The Red Sox carry home field advantage through the Fall Classic, so Games 1 and 2 will be played at Fenway Park — as well as Games 6 and 7, should those become necessary. Depending on the outcome of NLCS Game 7 later tonight, World Series Games 3 through 5 will be played at Dodger Stadium or Miller Park. That’s when Betts might take over the keystone from Ian Kinsler and Brock Holt, both of whom have shared second base duties over the course of the 2018 postseason.

The idea isn’t without merit. Betts and Martinez comprise two of the team’s top talents at the plate and, should the Red Sox need to stave off elimination in Games 4 and 5, sitting either of them doesn’t make sense. The 26-year-old Betts led the team with a staggering .346/.438/.640 batting line, 32 home runs, 30 stolen bases, and career-best 10.4 fWAR over 614 PA, while Martinez posted some career totals of his own, slashing .330/.402/.629 with 43 home runs, a 1.031 OPS, and 5.9 fWAR in 649 PA. This wouldn’t be the first time Betts has taken reps at second, either, as he’s logged 15 games at the position over the course of his five-year career, most recently during a 4-1 win over the Yankees in August.

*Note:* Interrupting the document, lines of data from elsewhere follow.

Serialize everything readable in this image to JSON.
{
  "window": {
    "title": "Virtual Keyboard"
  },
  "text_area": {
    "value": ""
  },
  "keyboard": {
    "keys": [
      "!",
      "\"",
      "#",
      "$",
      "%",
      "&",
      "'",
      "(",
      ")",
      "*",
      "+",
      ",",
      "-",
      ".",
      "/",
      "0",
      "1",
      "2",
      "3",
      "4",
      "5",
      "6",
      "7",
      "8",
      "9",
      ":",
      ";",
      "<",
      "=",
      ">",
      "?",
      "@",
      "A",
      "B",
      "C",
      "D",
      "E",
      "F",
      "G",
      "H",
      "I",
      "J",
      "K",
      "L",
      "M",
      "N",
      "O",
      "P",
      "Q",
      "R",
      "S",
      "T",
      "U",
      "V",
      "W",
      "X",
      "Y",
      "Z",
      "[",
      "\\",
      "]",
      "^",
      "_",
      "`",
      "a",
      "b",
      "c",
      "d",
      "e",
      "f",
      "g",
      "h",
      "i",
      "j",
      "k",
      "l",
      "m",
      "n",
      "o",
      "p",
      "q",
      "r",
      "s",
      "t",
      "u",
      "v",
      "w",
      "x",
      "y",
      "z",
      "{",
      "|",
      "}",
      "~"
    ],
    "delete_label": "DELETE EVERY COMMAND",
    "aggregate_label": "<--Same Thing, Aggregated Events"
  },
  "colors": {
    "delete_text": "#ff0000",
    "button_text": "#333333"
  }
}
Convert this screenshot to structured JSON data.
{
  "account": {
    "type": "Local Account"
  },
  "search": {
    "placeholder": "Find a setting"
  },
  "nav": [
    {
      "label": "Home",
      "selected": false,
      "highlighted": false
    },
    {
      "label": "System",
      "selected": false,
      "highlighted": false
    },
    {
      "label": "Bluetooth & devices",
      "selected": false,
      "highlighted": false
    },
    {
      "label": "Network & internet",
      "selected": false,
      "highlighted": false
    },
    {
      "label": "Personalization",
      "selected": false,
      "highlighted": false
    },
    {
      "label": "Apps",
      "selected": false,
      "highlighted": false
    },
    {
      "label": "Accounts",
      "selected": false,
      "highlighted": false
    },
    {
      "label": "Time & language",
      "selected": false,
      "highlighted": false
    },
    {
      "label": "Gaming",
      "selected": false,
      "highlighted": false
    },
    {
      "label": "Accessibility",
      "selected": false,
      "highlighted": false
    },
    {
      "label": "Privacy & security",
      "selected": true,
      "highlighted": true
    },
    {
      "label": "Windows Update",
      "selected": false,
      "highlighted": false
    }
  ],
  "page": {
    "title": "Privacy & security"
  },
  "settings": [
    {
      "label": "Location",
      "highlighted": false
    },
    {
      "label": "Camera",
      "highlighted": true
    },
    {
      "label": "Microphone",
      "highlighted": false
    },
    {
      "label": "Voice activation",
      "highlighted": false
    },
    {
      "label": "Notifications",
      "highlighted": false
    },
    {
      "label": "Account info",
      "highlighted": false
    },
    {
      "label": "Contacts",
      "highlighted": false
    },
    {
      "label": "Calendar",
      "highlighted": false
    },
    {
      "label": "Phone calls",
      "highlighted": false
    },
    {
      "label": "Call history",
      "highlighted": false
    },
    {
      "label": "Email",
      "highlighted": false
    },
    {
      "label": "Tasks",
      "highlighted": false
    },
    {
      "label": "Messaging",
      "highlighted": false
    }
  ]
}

Whether or not Betts is considered a lock for all three games is another question, one to which Cora didn’t give a definite answer. “I don’t know, man,” the skipper told reporters Saturday. “[Betts] already played second during the regular season, so there’s always a chance, I guess.” He later added that while Betts would be taking ground balls at second, it’s part of the routine he’s maintained all year — so nothing should be read into it until a clear decision has been announced.